Veteran of the Process Wars

Tokyo. I’m still in Tokyo. I wake up, rub the sleep from my eyes, and roll out of bed. As I rise I take a quick look at my watch for any new emails. Nothing. There’s not much email anymore. Not since the process wars of 2016.

Many people won’t talk about the process wars. They changed the way most of the InfoTech industry works and how we are allowed to think of our jobs. In the past, I might have been responsible for running hundreds of servers. Now, the machines are in charge. I’m only allowed to feed the machines code.

We are grouped together in small teams that write code as a unit. We are “kept in line” by dogs that are trained to attack us. They say it’s for our own good. That it’s for the betterment of industry. If we try to touch the servers, if we try to do anything other than write code and feed it to the machines, the dogs will bite us.

We are kept in line by process and controls, but not like we used to be kept in check. Before, we used to have weekly meetings reviewing the work we wanted to perform. The meetings were always a joke amongst my peers. Typically they were run by a VP that had no clue what we wanted to change on the machines. If we wanted something bad enough, we could social engineer our way to what we wanted.

No more today. When we write the code to feed the machines, we have to write tests. They tell us these tests are for our own good. The tests confirm that the machines are set up exactly how they want them to be. We actually write the tests first, and they always fail the first time through. Then we write code to bring the tests into compliance.

If the tests weren’t bad enough, we also have automated tests to make sure our code conforms to “Style Guidelines”. They tell us these guidelines are to ensure conformity and consistency. I say they are there to hold us down and control us. They also require us to “lint” our code before we feed it to the machines. This once again is to ensure “conformity”.

Even with all of this verifying for conformity, we still aren’t allowed to directly feed the code directly to the machines. We must check the code into a repository where more machines take over to verify that we have successful tests and we meet the conformity guidelines. The machines also verify that our code works with code written by others, in my group and other groups.

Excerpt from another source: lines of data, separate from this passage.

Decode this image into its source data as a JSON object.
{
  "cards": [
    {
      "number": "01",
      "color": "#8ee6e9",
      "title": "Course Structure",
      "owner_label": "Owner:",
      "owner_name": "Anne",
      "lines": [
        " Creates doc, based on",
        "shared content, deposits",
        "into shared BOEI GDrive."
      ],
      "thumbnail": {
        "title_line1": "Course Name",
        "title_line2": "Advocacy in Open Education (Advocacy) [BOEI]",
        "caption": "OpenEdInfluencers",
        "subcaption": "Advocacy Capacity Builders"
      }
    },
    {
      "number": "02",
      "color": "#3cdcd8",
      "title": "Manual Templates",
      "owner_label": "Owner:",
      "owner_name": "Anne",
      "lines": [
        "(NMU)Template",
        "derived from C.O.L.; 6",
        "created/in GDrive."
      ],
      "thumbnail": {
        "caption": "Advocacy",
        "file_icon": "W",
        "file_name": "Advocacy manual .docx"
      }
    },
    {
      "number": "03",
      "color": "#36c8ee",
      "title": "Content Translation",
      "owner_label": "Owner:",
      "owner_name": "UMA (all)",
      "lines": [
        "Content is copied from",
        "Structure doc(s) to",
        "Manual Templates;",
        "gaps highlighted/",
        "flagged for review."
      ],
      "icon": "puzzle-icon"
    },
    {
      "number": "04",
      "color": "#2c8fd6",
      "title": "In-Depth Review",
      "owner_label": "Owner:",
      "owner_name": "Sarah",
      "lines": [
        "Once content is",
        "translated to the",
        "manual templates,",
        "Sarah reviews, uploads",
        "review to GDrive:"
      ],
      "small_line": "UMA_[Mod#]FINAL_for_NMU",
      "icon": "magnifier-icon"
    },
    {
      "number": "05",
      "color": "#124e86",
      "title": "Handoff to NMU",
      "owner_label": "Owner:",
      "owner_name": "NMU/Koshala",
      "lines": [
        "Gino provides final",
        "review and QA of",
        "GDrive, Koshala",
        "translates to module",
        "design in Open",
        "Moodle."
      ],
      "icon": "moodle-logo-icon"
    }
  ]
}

Then, a Conformity Checker reviews my changes to make sure they are compliant with the policy. We are no longer independent; we are no longer allowed to game the review board. We feed the machines compliant code or else we end up on the streets. Three strikes and we’re out.

Which is why I’m in Tokyo. I’ve had two strikes at my company in the United States. They shipped me over to the Tokyo division for reeducation. Japan culture is heavily based on order and process. During the process wars they helped lead the revolution. Many of the compliance tools were written by or enabled by Japanese technology leaders. Yukihiro Matsumoto (codenamed Matz) was responsible for designing the programming language I now feed to the machines. Gosuke Miyashita wrote the tools that I am required to use to test my code before feeding it to the machines. And then there was Kohsuke Kawaguchi, the creator of the master machine that ensures all the code is compliant, automatically with no humans to game the process.

It’s all very neat and orderly now. I take requests for code from the owners of the machines, I write compliant code, and the machines automatically verify my work. Eventually the machines apply my code, and the owners get exactly what they want. I’ll wake up the next however many hundreds of mornings and do just this. No more, no less. It’s all very neat and orderly now.